#### Exercise directions
Records follow. Copy every line with "JSON".

#### Data provided
^^^^^^^^^^^^^^^^
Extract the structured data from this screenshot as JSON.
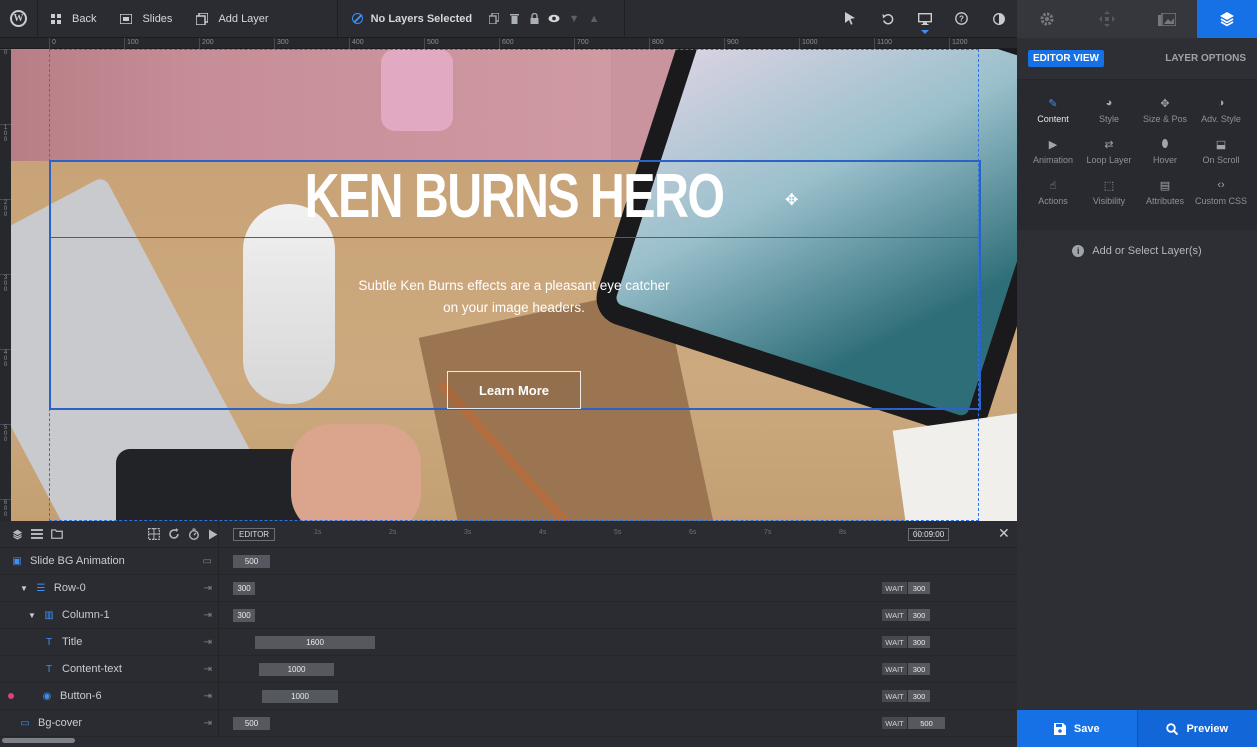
{
  "topbar": {
    "back_label": "Back",
    "slides_label": "Slides",
    "add_layer_label": "Add Layer",
    "layer_status": "No Layers Selected"
  },
  "ruler": {
    "top_ticks": [
      "0",
      "100",
      "200",
      "300",
      "400",
      "500",
      "600",
      "700",
      "800",
      "900",
      "1000",
      "1100",
      "1200"
    ],
    "left_ticks": [
      "0",
      "100",
      "200",
      "300",
      "400",
      "500",
      "600"
    ]
  },
  "slide": {
    "title": "KEN BURNS HERO",
    "subtitle_line1": "Subtle Ken Burns effects are a pleasant eye catcher",
    "subtitle_line2": "on your image headers.",
    "button_label": "Learn More"
  },
  "right_panel": {
    "editor_view_label": "EDITOR VIEW",
    "layer_options_label": "LAYER OPTIONS",
    "options": [
      {
        "label": "Content",
        "icon": "pencil-icon",
        "active": true
      },
      {
        "label": "Style",
        "icon": "palette-icon"
      },
      {
        "label": "Size & Pos",
        "icon": "move-icon"
      },
      {
        "label": "Adv. Style",
        "icon": "contrast-icon"
      },
      {
        "label": "Animation",
        "icon": "play-icon"
      },
      {
        "label": "Loop Layer",
        "icon": "loop-icon"
      },
      {
        "label": "Hover",
        "icon": "mouse-icon"
      },
      {
        "label": "On Scroll",
        "icon": "scroll-icon"
      },
      {
        "label": "Actions",
        "icon": "hand-icon"
      },
      {
        "label": "Visibility",
        "icon": "visibility-icon"
      },
      {
        "label": "Attributes",
        "icon": "file-icon"
      },
      {
        "label": "Custom CSS",
        "icon": "code-icon"
      }
    ],
    "add_select_label": "Add or Select Layer(s)",
    "save_label": "Save",
    "preview_label": "Preview"
  },
  "timeline": {
    "editor_label": "EDITOR",
    "time_marks": [
      "1s",
      "2s",
      "3s",
      "4s",
      "5s",
      "6s",
      "7s",
      "8s",
      "1("
    ],
    "current_time": "00:09:00",
    "wait_label": "WAIT",
    "rows": [
      {
        "name": "Slide BG Animation",
        "bar": "500"
      },
      {
        "name": "Row-0",
        "bar": "300",
        "wait": "300"
      },
      {
        "name": "Column-1",
        "bar": "300",
        "wait": "300"
      },
      {
        "name": "Title",
        "bar": "1600",
        "wait": "300"
      },
      {
        "name": "Content-text",
        "bar": "1000",
        "wait": "300"
      },
      {
        "name": "Button-6",
        "bar": "1000",
        "wait": "300"
      },
      {
        "name": "Bg-cover",
        "bar": "500",
        "wait": "500"
      }
    ]
  },
  "colors": {
    "accent": "#1670e6",
    "selection": "#2a62c9",
    "marker": "#e0407b"
  }
}
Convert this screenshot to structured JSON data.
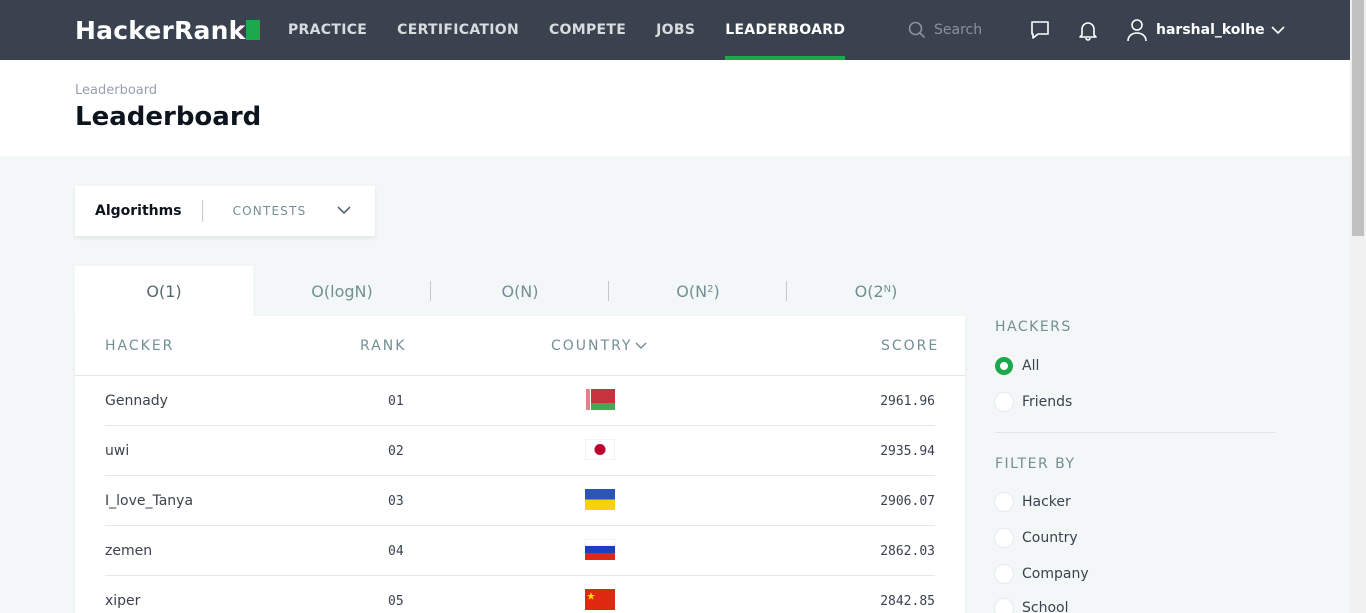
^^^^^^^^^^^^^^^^
#### Answer for this exercise
Extract the structured data from this screenshot as JSON.
Convert this screenshot to structured JSON data.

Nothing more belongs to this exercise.